╭─ Task material
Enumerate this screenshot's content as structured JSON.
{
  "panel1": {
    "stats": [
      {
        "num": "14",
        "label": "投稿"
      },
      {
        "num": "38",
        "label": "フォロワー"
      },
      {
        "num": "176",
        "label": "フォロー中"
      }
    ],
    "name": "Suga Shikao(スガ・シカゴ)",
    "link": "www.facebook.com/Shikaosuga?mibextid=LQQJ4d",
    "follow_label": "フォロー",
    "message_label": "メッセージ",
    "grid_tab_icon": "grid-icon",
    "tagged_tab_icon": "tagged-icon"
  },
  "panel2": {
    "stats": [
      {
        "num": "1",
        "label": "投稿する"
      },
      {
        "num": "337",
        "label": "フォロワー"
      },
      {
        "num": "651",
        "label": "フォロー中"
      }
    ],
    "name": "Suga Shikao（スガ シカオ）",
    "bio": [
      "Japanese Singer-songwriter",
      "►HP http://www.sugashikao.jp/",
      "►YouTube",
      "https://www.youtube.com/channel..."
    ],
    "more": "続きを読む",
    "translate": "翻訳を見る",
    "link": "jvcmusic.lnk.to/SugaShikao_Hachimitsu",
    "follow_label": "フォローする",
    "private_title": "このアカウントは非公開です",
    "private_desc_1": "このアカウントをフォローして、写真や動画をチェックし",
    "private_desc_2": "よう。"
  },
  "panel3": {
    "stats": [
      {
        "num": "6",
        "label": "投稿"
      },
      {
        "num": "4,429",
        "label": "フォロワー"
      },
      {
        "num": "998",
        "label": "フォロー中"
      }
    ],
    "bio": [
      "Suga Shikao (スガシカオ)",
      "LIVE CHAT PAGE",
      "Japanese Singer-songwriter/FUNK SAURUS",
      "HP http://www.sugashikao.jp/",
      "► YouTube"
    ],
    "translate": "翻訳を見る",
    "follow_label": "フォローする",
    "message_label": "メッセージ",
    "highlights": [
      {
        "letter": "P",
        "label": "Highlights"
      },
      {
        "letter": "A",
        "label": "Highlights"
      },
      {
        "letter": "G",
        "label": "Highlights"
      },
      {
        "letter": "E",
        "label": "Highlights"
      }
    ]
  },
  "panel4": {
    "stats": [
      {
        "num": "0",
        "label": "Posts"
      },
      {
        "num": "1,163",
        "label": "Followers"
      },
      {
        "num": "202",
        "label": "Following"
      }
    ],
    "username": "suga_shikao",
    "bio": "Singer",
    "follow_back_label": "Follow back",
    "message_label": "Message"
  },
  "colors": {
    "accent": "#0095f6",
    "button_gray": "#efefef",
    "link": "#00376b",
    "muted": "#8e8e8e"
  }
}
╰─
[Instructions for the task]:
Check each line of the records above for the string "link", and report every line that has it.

[Task response]:
    "link": "www.facebook.com/Shikaosuga?mibextid=LQQJ4d",
    "link": "jvcmusic.lnk.to/SugaShikao_Hachimitsu",
    "link": "#00376b",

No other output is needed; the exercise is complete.